==== DATASET EXCERPTS

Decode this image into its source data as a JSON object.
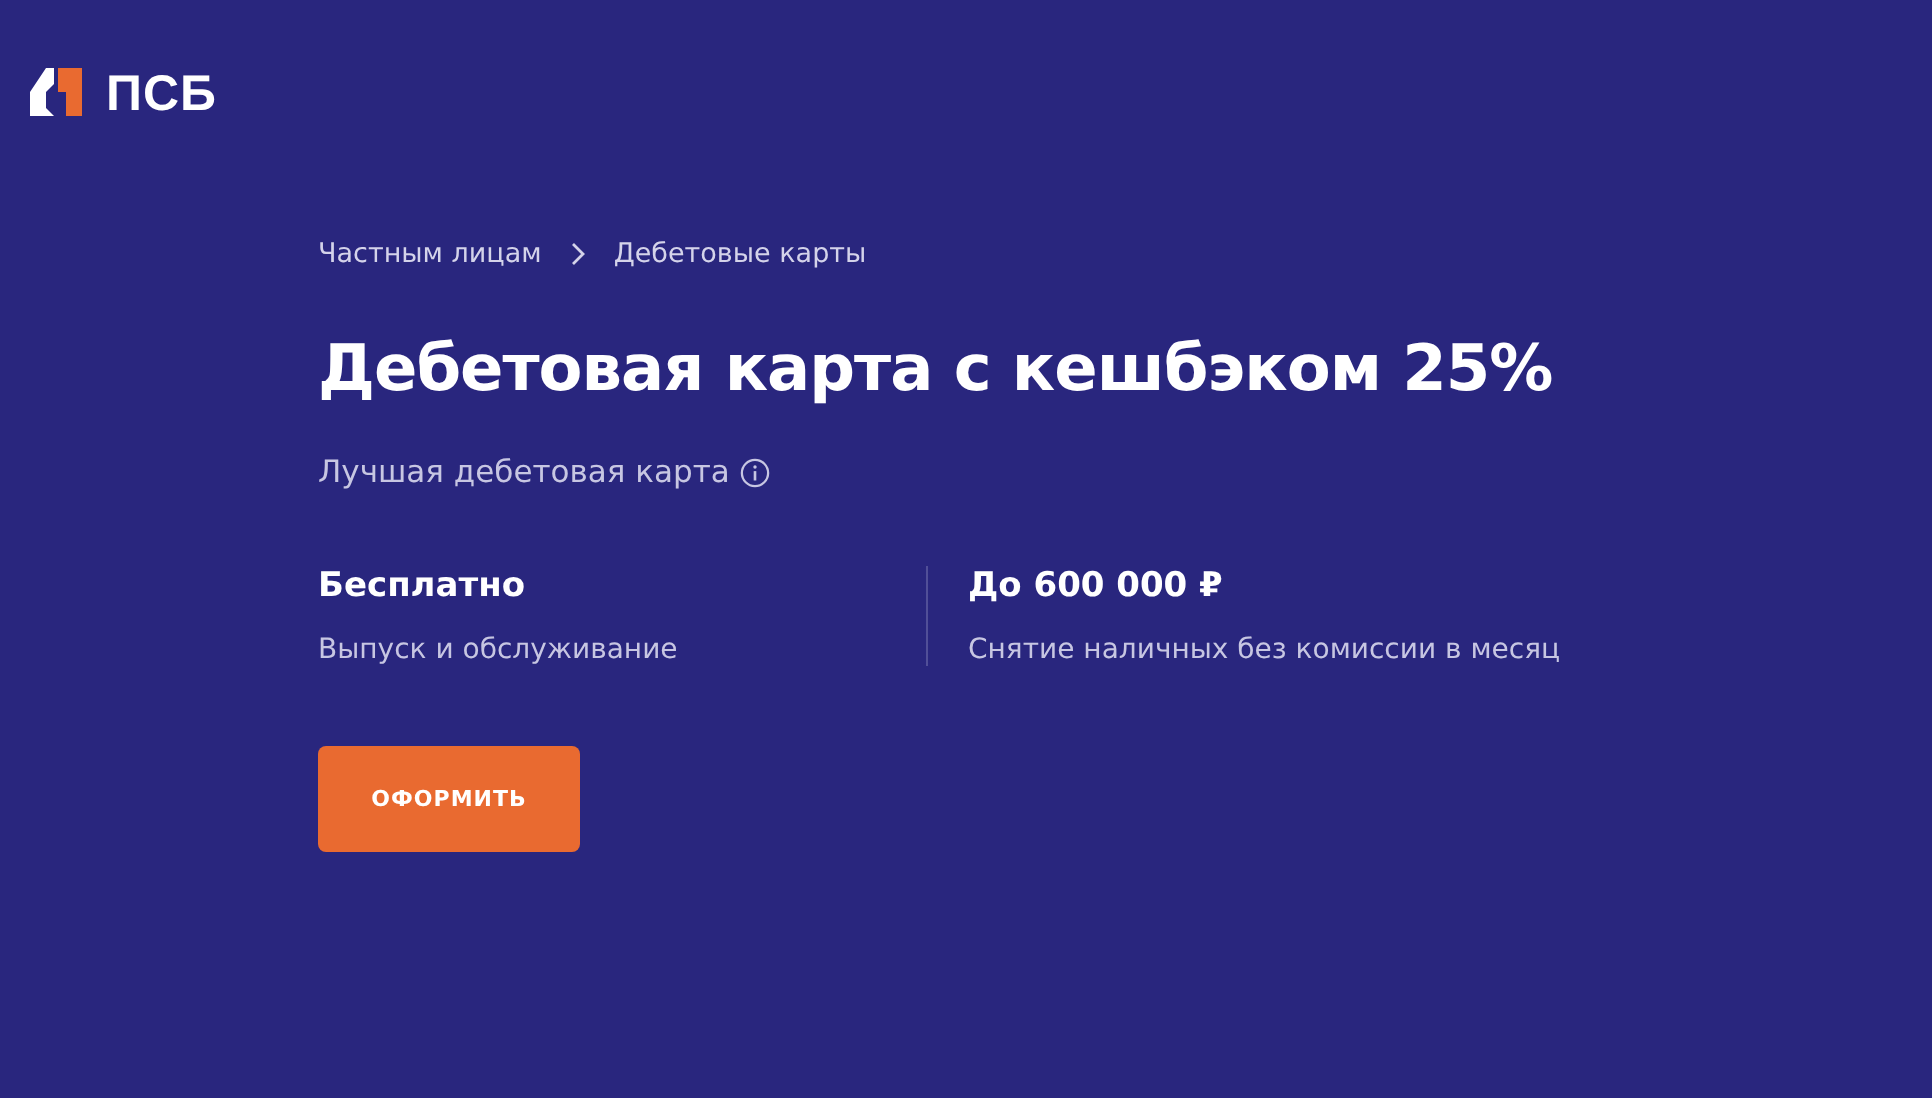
{
  "logo": {
    "text": "ПСБ"
  },
  "breadcrumbs": [
    "Частным лицам",
    "Дебетовые карты"
  ],
  "title": "Дебетовая карта с кешбэком 25%",
  "subtitle": "Лучшая дебетовая карта",
  "features": [
    {
      "value": "Бесплатно",
      "caption": "Выпуск и обслуживание"
    },
    {
      "value": "До 600 000 ₽",
      "caption": "Снятие наличных без комиссии в месяц"
    }
  ],
  "button": "ОФОРМИТЬ"
}
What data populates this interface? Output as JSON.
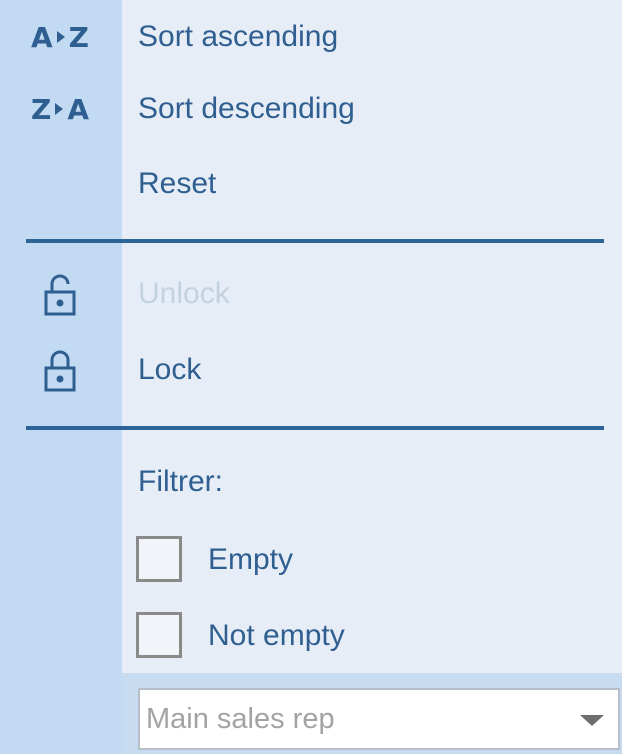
{
  "menu": {
    "items": [
      {
        "label": "Sort ascending",
        "icon": "sort-az-icon",
        "icon_text": [
          "A",
          "Z"
        ],
        "enabled": true
      },
      {
        "label": "Sort descending",
        "icon": "sort-za-icon",
        "icon_text": [
          "Z",
          "A"
        ],
        "enabled": true
      },
      {
        "label": "Reset",
        "icon": "",
        "enabled": true
      },
      {
        "label": "Unlock",
        "icon": "padlock-icon",
        "enabled": false
      },
      {
        "label": "Lock",
        "icon": "padlock-icon",
        "enabled": true
      }
    ]
  },
  "filter": {
    "title": "Filtrer:",
    "options": [
      {
        "label": "Empty",
        "checked": false
      },
      {
        "label": "Not empty",
        "checked": false
      }
    ],
    "select_placeholder": "Main sales rep"
  },
  "colors": {
    "accent": "#2f5f91",
    "divider": "#2c6498",
    "gutter": "#c3dbf2",
    "panel": "#e7edf6",
    "disabled_text": "#c4d2e0"
  }
}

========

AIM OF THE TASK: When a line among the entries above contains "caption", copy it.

RESULT OF THIS EXERCISE:
      "caption": "Выпуск и обслуживание"
      "caption": "Снятие наличных без комиссии в месяц"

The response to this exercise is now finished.